Top of DATA EXCERPTS

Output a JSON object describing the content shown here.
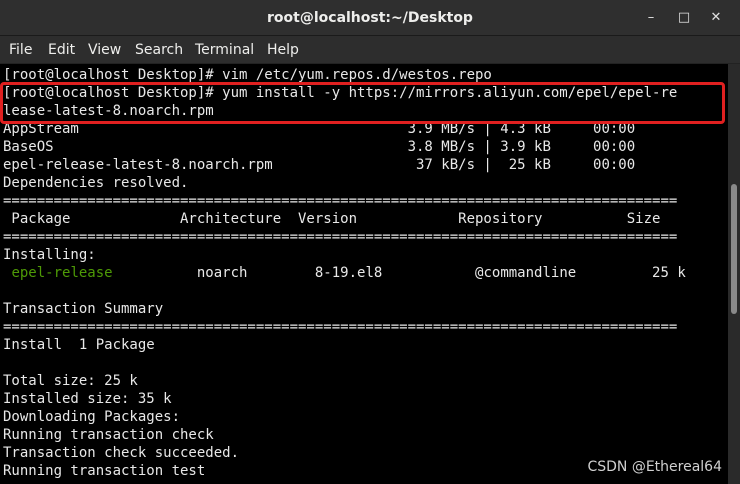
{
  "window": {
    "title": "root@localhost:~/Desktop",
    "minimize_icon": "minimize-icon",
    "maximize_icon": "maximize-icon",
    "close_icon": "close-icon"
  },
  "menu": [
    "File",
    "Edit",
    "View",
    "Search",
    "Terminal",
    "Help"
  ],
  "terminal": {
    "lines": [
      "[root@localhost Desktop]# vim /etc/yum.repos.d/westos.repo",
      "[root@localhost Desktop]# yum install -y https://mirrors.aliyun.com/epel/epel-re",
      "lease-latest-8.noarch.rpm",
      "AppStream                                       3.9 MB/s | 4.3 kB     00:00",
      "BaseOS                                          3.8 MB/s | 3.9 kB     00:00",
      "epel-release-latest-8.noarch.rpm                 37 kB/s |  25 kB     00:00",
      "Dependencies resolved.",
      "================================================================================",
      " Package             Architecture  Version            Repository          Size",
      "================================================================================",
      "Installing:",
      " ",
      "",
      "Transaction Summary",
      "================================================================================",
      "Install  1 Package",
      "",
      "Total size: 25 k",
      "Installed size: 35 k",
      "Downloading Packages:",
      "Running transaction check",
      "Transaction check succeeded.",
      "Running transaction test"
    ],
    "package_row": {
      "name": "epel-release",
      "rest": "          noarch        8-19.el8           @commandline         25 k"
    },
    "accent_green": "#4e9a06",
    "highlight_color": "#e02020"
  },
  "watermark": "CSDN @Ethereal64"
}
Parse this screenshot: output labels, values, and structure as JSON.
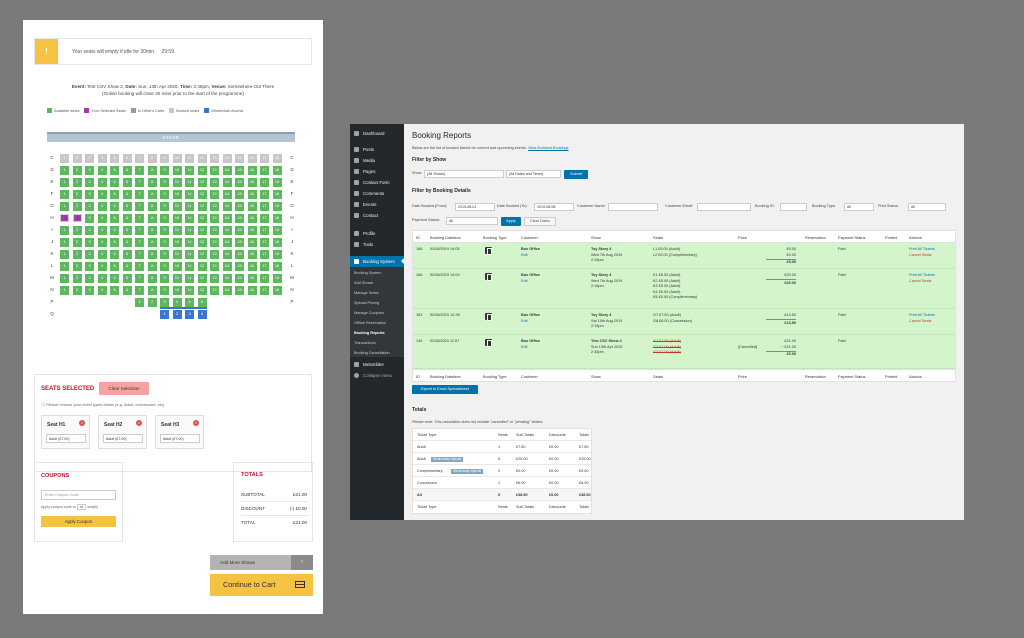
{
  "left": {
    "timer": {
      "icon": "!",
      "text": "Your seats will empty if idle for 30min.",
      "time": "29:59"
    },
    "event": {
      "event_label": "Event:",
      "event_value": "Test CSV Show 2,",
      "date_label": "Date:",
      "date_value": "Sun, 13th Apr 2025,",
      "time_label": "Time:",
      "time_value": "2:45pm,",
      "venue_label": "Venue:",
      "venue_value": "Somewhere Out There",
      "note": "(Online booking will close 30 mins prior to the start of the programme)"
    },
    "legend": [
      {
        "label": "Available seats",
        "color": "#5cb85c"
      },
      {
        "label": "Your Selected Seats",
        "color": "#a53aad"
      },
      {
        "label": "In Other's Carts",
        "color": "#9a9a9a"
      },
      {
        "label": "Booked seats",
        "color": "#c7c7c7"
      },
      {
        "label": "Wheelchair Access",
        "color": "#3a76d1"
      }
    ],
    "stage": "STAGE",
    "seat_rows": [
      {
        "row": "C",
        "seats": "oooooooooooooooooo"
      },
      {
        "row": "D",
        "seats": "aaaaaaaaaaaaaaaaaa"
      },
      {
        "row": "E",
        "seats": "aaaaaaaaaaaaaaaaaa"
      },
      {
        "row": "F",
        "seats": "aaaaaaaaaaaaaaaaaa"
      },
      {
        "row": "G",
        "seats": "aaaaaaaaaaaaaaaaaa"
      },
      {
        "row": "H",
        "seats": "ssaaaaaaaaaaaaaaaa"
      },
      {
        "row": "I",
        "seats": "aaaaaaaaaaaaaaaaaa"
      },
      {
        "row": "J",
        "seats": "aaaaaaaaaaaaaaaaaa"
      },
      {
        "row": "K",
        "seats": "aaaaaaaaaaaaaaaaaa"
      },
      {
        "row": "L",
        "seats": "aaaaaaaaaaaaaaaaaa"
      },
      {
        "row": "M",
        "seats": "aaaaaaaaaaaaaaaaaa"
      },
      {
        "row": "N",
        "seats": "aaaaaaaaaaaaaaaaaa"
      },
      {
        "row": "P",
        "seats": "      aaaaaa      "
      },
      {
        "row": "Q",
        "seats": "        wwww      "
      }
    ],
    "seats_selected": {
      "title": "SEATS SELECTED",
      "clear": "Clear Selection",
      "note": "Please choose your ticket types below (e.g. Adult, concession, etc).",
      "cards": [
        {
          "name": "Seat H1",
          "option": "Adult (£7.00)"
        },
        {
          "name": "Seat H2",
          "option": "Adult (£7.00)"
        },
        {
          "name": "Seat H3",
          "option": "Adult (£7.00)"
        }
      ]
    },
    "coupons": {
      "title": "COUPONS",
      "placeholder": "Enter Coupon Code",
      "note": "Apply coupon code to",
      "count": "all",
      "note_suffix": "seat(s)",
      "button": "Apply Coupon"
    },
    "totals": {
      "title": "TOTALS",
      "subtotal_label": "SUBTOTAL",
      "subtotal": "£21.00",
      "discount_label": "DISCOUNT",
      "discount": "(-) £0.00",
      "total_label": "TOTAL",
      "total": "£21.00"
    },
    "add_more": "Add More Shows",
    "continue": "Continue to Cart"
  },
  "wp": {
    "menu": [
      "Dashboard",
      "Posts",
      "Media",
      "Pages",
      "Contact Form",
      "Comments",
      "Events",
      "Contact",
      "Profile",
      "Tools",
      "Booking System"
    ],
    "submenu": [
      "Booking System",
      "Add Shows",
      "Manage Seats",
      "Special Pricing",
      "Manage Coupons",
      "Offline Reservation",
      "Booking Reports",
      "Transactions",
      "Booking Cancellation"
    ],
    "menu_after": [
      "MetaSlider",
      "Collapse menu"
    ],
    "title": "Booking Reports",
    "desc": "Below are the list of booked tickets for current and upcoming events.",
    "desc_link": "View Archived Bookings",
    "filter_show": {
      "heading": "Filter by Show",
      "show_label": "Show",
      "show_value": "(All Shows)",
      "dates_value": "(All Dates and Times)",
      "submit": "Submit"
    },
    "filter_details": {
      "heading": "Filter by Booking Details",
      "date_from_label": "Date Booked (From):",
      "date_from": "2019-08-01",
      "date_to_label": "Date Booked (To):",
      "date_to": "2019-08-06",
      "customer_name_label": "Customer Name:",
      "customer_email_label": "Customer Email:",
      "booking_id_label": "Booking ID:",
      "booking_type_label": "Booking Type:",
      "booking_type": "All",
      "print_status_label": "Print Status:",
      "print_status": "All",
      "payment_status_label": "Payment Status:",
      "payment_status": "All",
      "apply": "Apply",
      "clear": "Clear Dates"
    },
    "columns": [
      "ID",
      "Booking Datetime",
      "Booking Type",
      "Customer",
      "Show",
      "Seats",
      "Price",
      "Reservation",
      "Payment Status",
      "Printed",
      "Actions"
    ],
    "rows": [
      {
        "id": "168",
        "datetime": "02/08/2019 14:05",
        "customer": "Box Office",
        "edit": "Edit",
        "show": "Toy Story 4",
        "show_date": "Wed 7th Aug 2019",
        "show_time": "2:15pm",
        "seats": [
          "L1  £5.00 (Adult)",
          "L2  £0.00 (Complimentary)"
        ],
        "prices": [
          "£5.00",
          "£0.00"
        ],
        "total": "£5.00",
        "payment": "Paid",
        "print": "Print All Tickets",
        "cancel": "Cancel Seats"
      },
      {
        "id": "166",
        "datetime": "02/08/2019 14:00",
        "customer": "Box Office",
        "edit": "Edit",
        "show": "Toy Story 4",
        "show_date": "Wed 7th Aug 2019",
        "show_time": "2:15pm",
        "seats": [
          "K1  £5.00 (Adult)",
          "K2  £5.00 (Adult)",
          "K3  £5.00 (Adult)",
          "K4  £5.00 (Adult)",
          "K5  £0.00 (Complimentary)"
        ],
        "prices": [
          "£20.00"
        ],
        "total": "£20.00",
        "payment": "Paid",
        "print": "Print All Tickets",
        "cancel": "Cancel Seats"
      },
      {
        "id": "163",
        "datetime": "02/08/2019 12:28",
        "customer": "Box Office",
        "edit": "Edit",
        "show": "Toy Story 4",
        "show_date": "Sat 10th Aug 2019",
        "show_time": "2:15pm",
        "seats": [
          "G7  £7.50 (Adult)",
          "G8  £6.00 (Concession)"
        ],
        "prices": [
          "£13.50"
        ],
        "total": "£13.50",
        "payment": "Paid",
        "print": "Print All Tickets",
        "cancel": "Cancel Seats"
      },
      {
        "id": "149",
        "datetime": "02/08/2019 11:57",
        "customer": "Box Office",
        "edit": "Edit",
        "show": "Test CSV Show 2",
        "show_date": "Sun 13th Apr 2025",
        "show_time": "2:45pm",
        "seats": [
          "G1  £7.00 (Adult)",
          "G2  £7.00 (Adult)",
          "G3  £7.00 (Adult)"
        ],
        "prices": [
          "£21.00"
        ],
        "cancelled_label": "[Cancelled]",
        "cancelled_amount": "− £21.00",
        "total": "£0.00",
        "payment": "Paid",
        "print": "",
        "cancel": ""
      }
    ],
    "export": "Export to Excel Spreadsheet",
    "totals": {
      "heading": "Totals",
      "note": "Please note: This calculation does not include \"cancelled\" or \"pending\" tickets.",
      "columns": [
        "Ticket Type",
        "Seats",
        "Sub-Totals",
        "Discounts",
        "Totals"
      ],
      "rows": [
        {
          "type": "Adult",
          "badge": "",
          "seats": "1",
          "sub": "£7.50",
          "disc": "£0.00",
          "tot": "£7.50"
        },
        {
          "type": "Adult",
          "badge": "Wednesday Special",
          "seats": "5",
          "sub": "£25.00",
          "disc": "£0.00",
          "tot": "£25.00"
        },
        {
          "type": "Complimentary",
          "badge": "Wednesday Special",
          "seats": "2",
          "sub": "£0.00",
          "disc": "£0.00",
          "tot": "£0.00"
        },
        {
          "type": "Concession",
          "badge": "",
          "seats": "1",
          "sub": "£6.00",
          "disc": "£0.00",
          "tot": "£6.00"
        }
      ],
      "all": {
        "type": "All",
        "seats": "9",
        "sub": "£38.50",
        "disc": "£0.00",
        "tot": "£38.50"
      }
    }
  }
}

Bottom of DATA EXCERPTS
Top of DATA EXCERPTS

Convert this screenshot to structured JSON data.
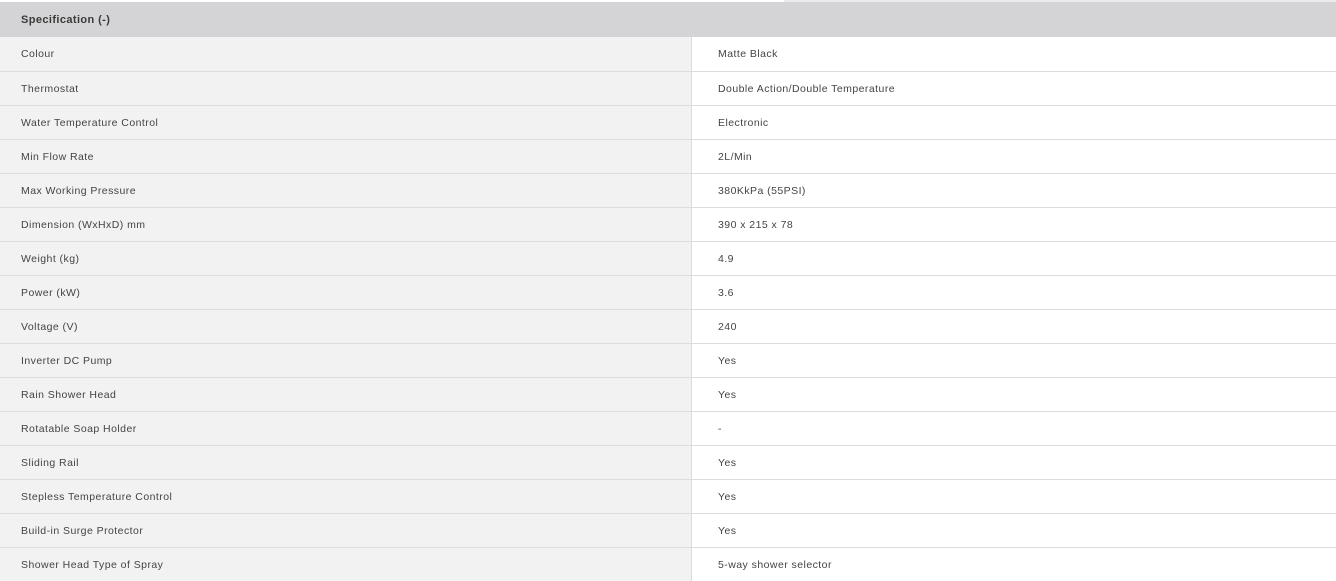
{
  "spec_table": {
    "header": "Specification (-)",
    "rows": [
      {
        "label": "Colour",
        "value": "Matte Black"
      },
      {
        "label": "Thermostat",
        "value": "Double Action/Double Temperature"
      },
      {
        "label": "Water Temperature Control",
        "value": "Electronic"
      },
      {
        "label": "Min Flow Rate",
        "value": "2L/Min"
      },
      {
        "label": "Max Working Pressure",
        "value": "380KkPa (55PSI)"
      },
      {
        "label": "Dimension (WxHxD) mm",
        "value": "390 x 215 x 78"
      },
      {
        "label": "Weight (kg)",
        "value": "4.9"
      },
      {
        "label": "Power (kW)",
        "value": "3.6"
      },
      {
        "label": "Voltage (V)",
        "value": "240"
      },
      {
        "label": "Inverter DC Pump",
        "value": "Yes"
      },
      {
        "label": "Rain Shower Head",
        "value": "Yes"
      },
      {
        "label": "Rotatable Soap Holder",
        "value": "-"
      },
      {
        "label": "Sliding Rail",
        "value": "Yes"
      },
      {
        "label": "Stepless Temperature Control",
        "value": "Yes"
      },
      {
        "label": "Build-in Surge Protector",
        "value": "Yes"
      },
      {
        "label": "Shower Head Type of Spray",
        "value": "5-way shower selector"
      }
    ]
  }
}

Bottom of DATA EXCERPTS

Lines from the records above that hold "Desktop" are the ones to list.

    "title": "root@localhost:~/Desktop",
      "[root@localhost Desktop]# vim /etc/yum.repos.d/westos.repo",
      "[root@localhost Desktop]# yum install -y https://mirrors.aliyun.com/epel/epel-re",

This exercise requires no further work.